### DATA PROVIDED
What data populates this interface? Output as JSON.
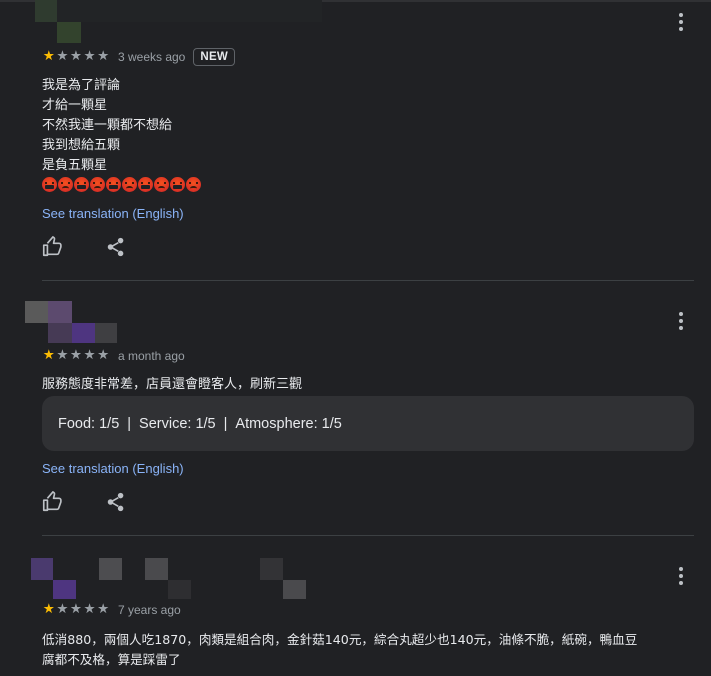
{
  "colors": {
    "background": "#202124",
    "star_on": "#fbbc04",
    "star_off": "#9aa0a6",
    "link": "#8ab4f8",
    "attr_box": "#303134"
  },
  "icons": {
    "menu": "more-vert-icon",
    "like": "thumb-up-icon",
    "share": "share-icon",
    "star": "star-icon"
  },
  "reviews": [
    {
      "rating": 1,
      "max_rating": 5,
      "date": "3 weeks ago",
      "badge": "NEW",
      "lines": [
        "我是為了評論",
        "才給一顆星",
        "不然我連一顆都不想給",
        "我到想給五顆",
        "是負五顆星"
      ],
      "emojis": [
        "cursing-face",
        "angry-face",
        "cursing-face",
        "angry-face",
        "cursing-face",
        "angry-face",
        "cursing-face",
        "angry-face",
        "cursing-face",
        "angry-face"
      ],
      "translate_label": "See translation (English)"
    },
    {
      "rating": 1,
      "max_rating": 5,
      "date": "a month ago",
      "lines": [
        "服務態度非常差，店員還會瞪客人，刷新三觀"
      ],
      "attributes": [
        {
          "label": "Food: 1/5"
        },
        {
          "label": "Service: 1/5"
        },
        {
          "label": "Atmosphere: 1/5"
        }
      ],
      "attr_separator": "|",
      "translate_label": "See translation (English)"
    },
    {
      "rating": 1,
      "max_rating": 5,
      "date": "7 years ago",
      "lines": [
        "低消880，兩個人吃1870，肉類是組合肉，金針菇140元，綜合丸超少也140元，油條不脆，紙碗，鴨血豆",
        "腐都不及格，算是踩雷了"
      ]
    }
  ]
}
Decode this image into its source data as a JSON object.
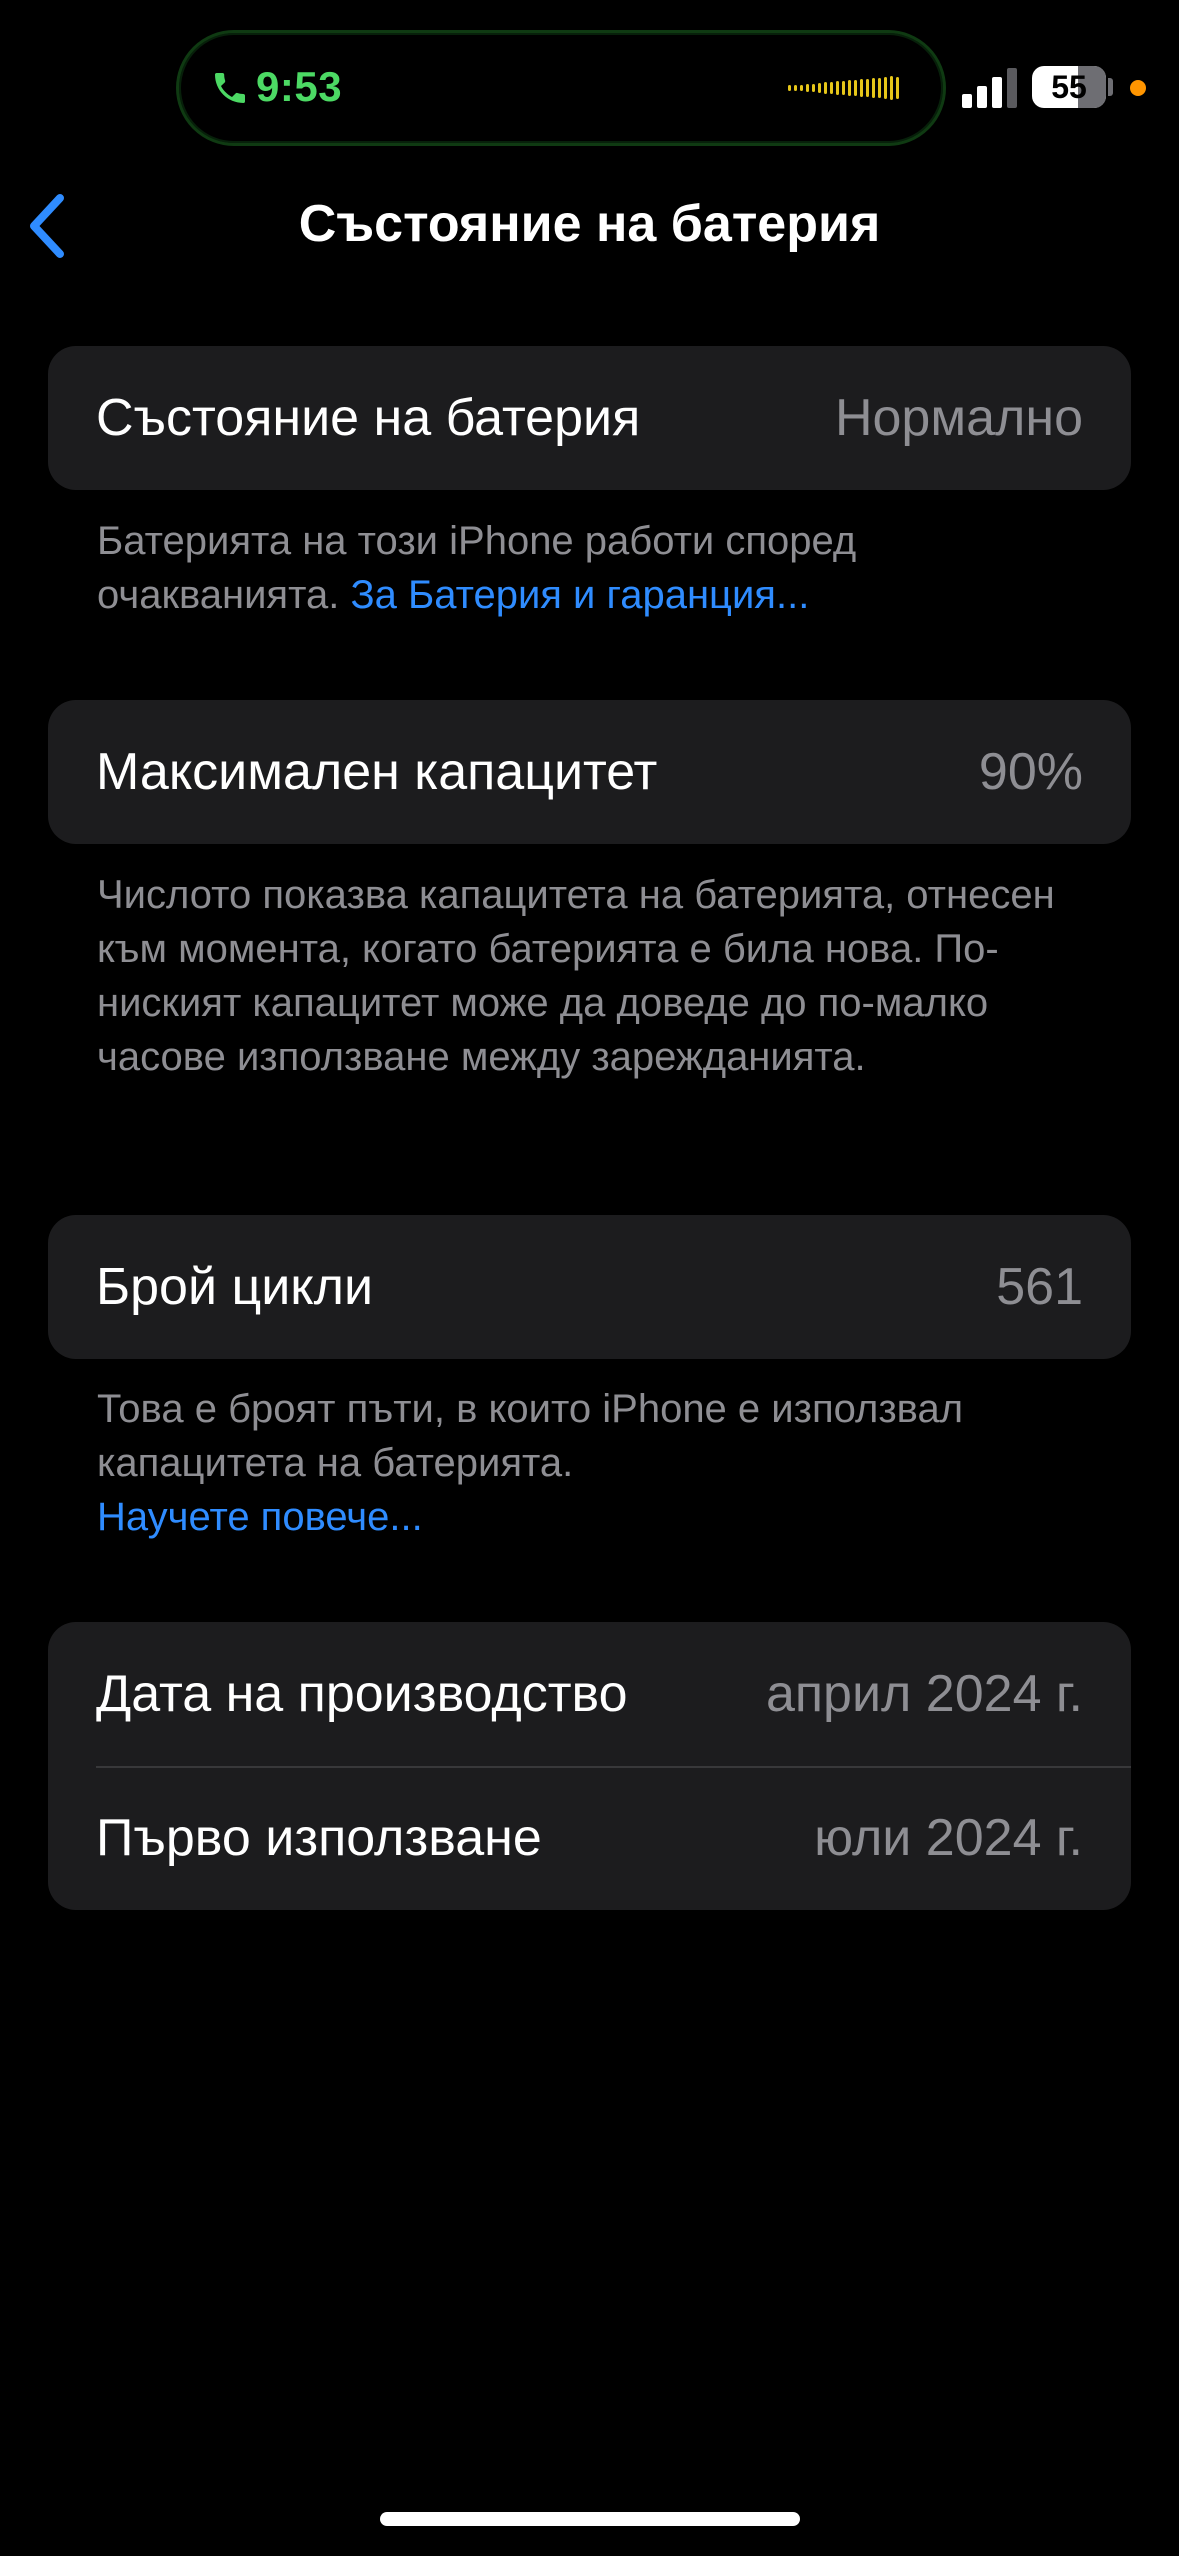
{
  "status_bar": {
    "call_time": "9:53",
    "battery_level": "55",
    "call_color": "#4cd964",
    "privacy_dot_color": "#ff9500",
    "icons": [
      "phone-icon",
      "audio-waveform-icon",
      "cellular-signal-icon",
      "battery-icon"
    ]
  },
  "nav": {
    "title": "Състояние на батерия",
    "back_icon": "chevron-left-icon",
    "accent": "#2f8cff"
  },
  "health": {
    "label": "Състояние на батерия",
    "value": "Нормално",
    "footer_text": "Батерията на този iPhone работи според очакванията. ",
    "footer_link": "За Батерия и гаранция..."
  },
  "capacity": {
    "label": "Максимален капацитет",
    "value": "90%",
    "footer_text": "Числото показва капацитета на батерията, отнесен към момента, когато батерията е била нова. По-ниският капацитет може да доведе до по-малко часове използване между зарежданията."
  },
  "cycles": {
    "label": "Брой цикли",
    "value": "561",
    "footer_text": "Това е броят пъти, в които iPhone е използвал капацитета на батерията.",
    "footer_link": "Научете повече..."
  },
  "dates": {
    "manufacture_label": "Дата на производство",
    "manufacture_value": "април 2024 г.",
    "first_use_label": "Първо използване",
    "first_use_value": "юли 2024 г."
  }
}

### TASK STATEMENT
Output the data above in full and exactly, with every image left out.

### YOUR SOLUTION
What data populates this interface? Output as JSON.
{
  "colors": {
    "background": "#202124",
    "star_on": "#fbbc04",
    "star_off": "#9aa0a6",
    "link": "#8ab4f8",
    "attr_box": "#303134"
  },
  "icons": {
    "menu": "more-vert-icon",
    "like": "thumb-up-icon",
    "share": "share-icon",
    "star": "star-icon"
  },
  "reviews": [
    {
      "rating": 1,
      "max_rating": 5,
      "date": "3 weeks ago",
      "badge": "NEW",
      "lines": [
        "我是為了評論",
        "才給一顆星",
        "不然我連一顆都不想給",
        "我到想給五顆",
        "是負五顆星"
      ],
      "emojis": [
        "cursing-face",
        "angry-face",
        "cursing-face",
        "angry-face",
        "cursing-face",
        "angry-face",
        "cursing-face",
        "angry-face",
        "cursing-face",
        "angry-face"
      ],
      "translate_label": "See translation (English)"
    },
    {
      "rating": 1,
      "max_rating": 5,
      "date": "a month ago",
      "lines": [
        "服務態度非常差，店員還會瞪客人，刷新三觀"
      ],
      "attributes": [
        {
          "label": "Food: 1/5"
        },
        {
          "label": "Service: 1/5"
        },
        {
          "label": "Atmosphere: 1/5"
        }
      ],
      "attr_separator": "|",
      "translate_label": "See translation (English)"
    },
    {
      "rating": 1,
      "max_rating": 5,
      "date": "7 years ago",
      "lines": [
        "低消880，兩個人吃1870，肉類是組合肉，金針菇140元，綜合丸超少也140元，油條不脆，紙碗，鴨血豆",
        "腐都不及格，算是踩雷了"
      ]
    }
  ]
}
Decode this image into its source data as a JSON object.
{
  "status_bar": {
    "call_time": "9:53",
    "battery_level": "55",
    "call_color": "#4cd964",
    "privacy_dot_color": "#ff9500",
    "icons": [
      "phone-icon",
      "audio-waveform-icon",
      "cellular-signal-icon",
      "battery-icon"
    ]
  },
  "nav": {
    "title": "Състояние на батерия",
    "back_icon": "chevron-left-icon",
    "accent": "#2f8cff"
  },
  "health": {
    "label": "Състояние на батерия",
    "value": "Нормално",
    "footer_text": "Батерията на този iPhone работи според очакванията. ",
    "footer_link": "За Батерия и гаранция..."
  },
  "capacity": {
    "label": "Максимален капацитет",
    "value": "90%",
    "footer_text": "Числото показва капацитета на батерията, отнесен към момента, когато батерията е била нова. По-ниският капацитет може да доведе до по-малко часове използване между зарежданията."
  },
  "cycles": {
    "label": "Брой цикли",
    "value": "561",
    "footer_text": "Това е броят пъти, в които iPhone е използвал капацитета на батерията.",
    "footer_link": "Научете повече..."
  },
  "dates": {
    "manufacture_label": "Дата на производство",
    "manufacture_value": "април 2024 г.",
    "first_use_label": "Първо използване",
    "first_use_value": "юли 2024 г."
  }
}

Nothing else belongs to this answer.